Perhaps my favorite example of liberal hypocrisy in regards to religion revolves around our former speaker of the house, Nancy Pelosi. The Congresswoman has often spoke in support of keeping religion and the state completely separate and was even given a 100% rating for her support of the separation of church and state by the appropriately named Americans United for Separation of Church and State. In a 2008 interview on Meet the Press with Tom Brokow, Pelosi emphasized her support for the separation between the entities in regards to abortion. Brokow commented: “The Catholic Church at the moment feels very strongly that life begins at the point of conception.” The “Catholic” Nancy Pelosi responded: “It shouldn’t have an impact on the woman’s right to choose.” Here, the former speaker masked her pro-choice beliefs behind the shield of separation of church and state. This shield gives her a perfect excuse not to answer to the contradictions in her own beliefs (being a Catholic and pro-choice) Pelosi seems to believe that the distinction between religion and the government is far more important than her own religious views. Or perhaps not…Although Pelosi has spoken very highly of keeping religion and politics separate, she has hypocritically shoved her Christian beliefs into the public discourse anyway. While speaking at the Catholic Community Conference (why she was even invited, I’m not sure), Pelosi asked a group of Catholic bishops and cardinals that she hoped they would speak about immigration reform (aka amnesty) “from the pulpit” because reform “is a manifestation of our living the gospels.” This is exactly what the founders feared when they drafted the First Amendment. The Congresswoman’s statement is a perfect example of the government’s meddling in the affairs of religious communities immorally and perhaps illegally. Catholic officials and leaders from all religious communities should speak from the heart and speak for God, not the government.

            It is astonishing that something, namely religion, which is by definition good, can be perverted into such a great tool of evil. This is exactly what the founders feared when they put together the Constitution. I doubt that Thomas Jefferson could have foreseen how his concept of separation of church and state, designed to preserve the freedom of religion, has been twisted to create an increasingly secularized and intolerant society. In fact Jefferson and his other founders’ ideas and statements about religion would perhaps not be “tolerated” based upon the laws of today. Jefferson, although he was often conflicted when it came to religion stated: “I am a real Christian, that is to say, a disciple of the doctrines of Jesus. I have little doubt that our whole country will soon be rallied to the unity of our Creator and, I hope, to the pure doctrine of Jesus also.” George Washington stated in kind: "Of all the dispositions and habits which lead to political prosperity religion and morality are indispensable supports." Congress even recommended in 1782 that the Bible be used in all schools.
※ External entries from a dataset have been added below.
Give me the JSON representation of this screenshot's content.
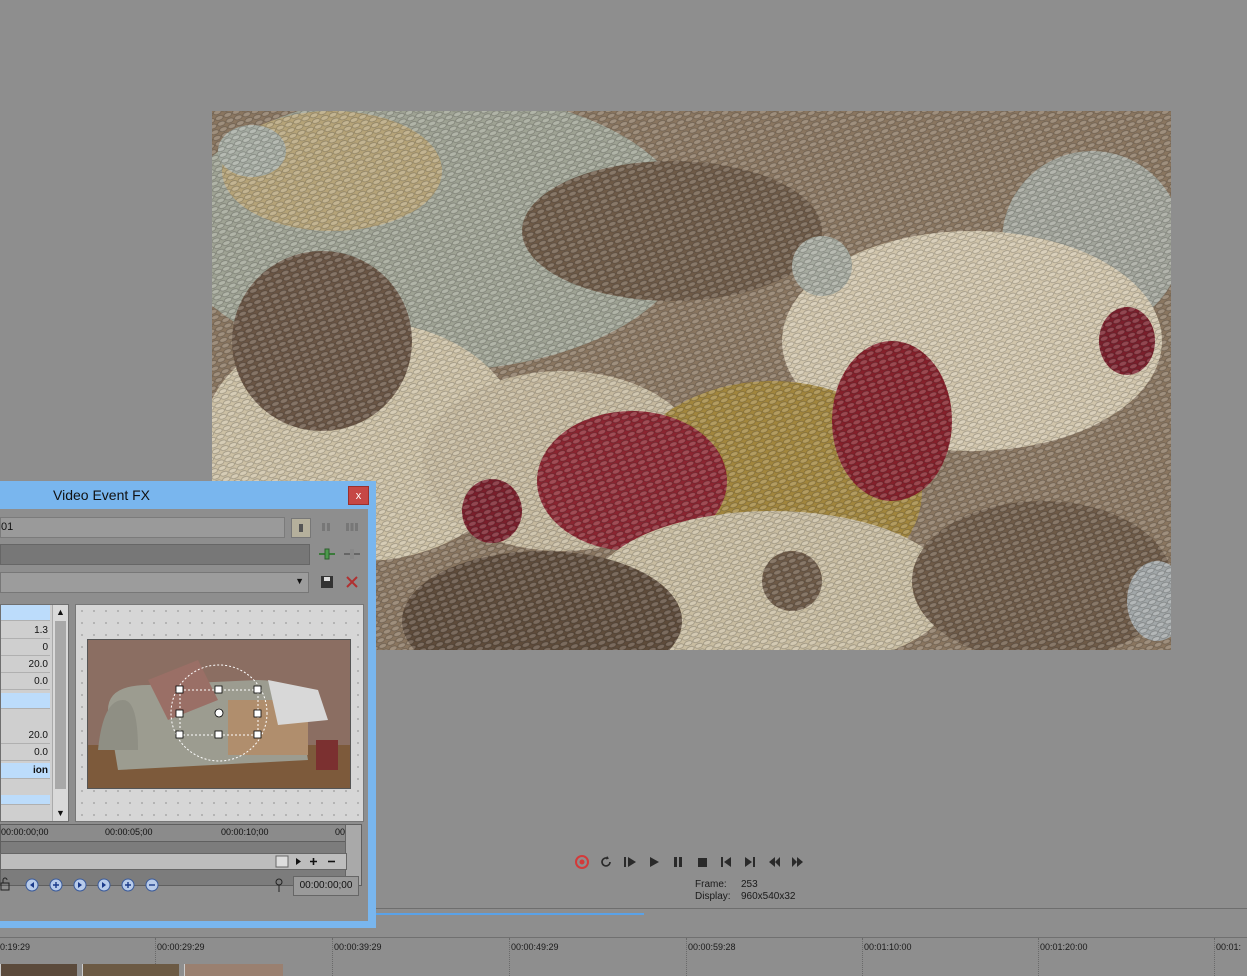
{
  "fx_window": {
    "title": "Video Event FX",
    "chain_value": "01",
    "close_symbol": "x",
    "param_values": [
      "1.3",
      "0",
      "20.0",
      "0.0",
      "",
      "20.0",
      "0.0",
      "ion"
    ],
    "keyframe_ruler": [
      "00:00:00;00",
      "00:00:05;00",
      "00:00:10;00",
      "00"
    ],
    "timecode": "00:00:00;00"
  },
  "preview_info": {
    "frame_label": "Frame:",
    "frame_value": "253",
    "display_label": "Display:",
    "display_value": "960x540x32"
  },
  "timeline_ruler": [
    "0:19:29",
    "00:00:29:29",
    "00:00:39:29",
    "00:00:49:29",
    "00:00:59:28",
    "00:01:10:00",
    "00:01:20:00",
    "00:01:"
  ],
  "icons": {
    "transport": [
      "record-icon",
      "loop-icon",
      "play-from-start-icon",
      "play-icon",
      "pause-icon",
      "stop-icon",
      "go-to-start-icon",
      "go-to-end-icon",
      "previous-frame-icon",
      "next-frame-icon"
    ]
  },
  "colors": {
    "window_frame": "#79b6ee",
    "close_button": "#c64745",
    "background": "#8e8e8e",
    "record": "#d33a3a",
    "progress": "#5aa2e8"
  }
}
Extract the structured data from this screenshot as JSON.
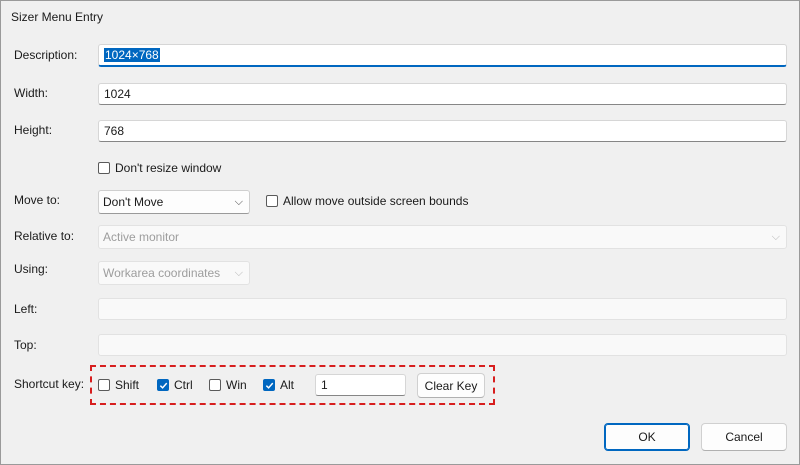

Early Americans, although diverse in their beliefs, agreed that religion was a key piece in the structure of our nation and should be preserved. In the modern day, religion is mocked, degraded, and eradicated every time you turn around. It’s no coincidence that this country started descending downhill once God was taken out of our schools and continues to slide as religion is removed from the public sphere. We must bring true religious tolerance back into this country if we are ever to get back on our feet again. A belief in God used to be something that united us instead of tearing us apart. In a few days, we will be celebrating the 4th of July and the signing of the Declaration of Independence. If we want to once again be a united country under the principles that we were found upon, we must remember the words of our forbearers in that great document: “And for the support of this Declaration, with a firm reliance on the protection of Divine Providence, we mutually pledge to each other our lives, our fortunes, and our sacred honor.”